The Doomsday Clock says it’s two minutes to nuclear midnight and the potential annihilation of the human race.
The clock, developed and adjusted by the Bulletin of the Atomic Scientists, will provide a new time for 2019 by the end of January that determines whether the nuclear risk has increased.
The last time the clock stood still was when it went unchanged at three minutes to midnight as 2015 passed into 2016. It has lost 30 seconds each of the last two years.
The Doomsday Clock, begun in 1947, speaks to the global disaster of nuclear war, though it also now factors in climate change. The 2018 report from president and CEO Rachel Bronson, made these observations a year ago:
“Although the Bulletin of the Atomic Scientists focuses on nuclear risk, climate change, and emerging technologies, the nuclear landscape takes center stage in this year’s Clock statement. Major nuclear actors are on the cusp of a new arms race, one that will be very expensive and will increase the likelihood of accidents and misperceptions. Across the globe, nuclear weapons are poised to become more rather than less usable because of nations’ investments in their nuclear arsenals. This is a concern that Bulletin has been highlighting for some time, but momentum toward this new reality is increasing.”
Now consider the developments around the world in the past year:
• According to the Department of Defense, Russia is adding new military capabilities to its large stockpile of nonstrategic nuclear weapons (NSNWs), including those deployable by ships, aircraft, and ground forces.
• China has about 75 to 100 ICBMs with nuclear missions in its inventory, including a class of missiles with a range in excess of 6,835 miles. Those can reach most locations within the continental United States. The remainder of China’s nuclear force includes road-mobile, solid-fueled CSS-5 (DF-21) medium-range ballistic missiles (MRBMs) for regional missions.
• Israel is reportedly adding three submarines with nuclear capabilities as a hedge against Iran. Iran could have renewed aspirations for nuclear weapons after the United States withdrew last May from the 2015 international treaty governing its enrichment capacity and stockpile.

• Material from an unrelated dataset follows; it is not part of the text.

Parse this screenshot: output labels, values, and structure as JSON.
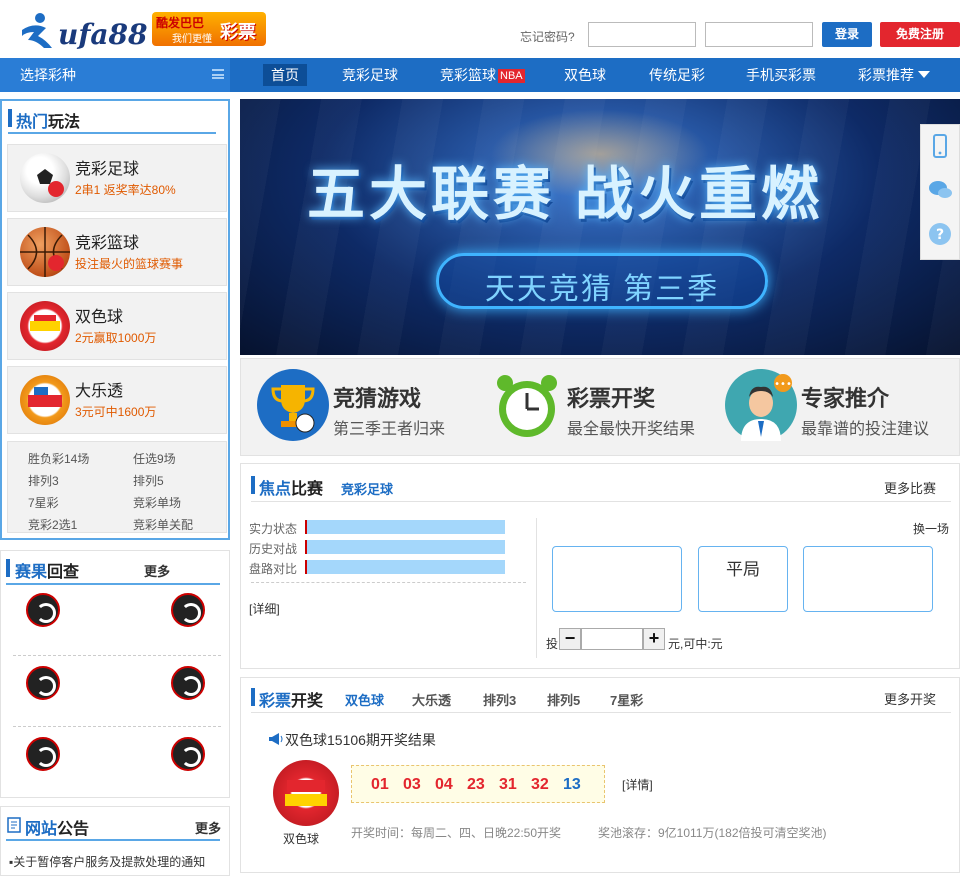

• North Korea’s on-again, off-again conversations with the United States have yielded no cutback in nuclear arms development and reports indicate some bases are secretly being expanded.
• Pakistan and India are nuclear powers with a generational dislike for each other that includes periodic military flareups. Both are confronting serious internal issues as well.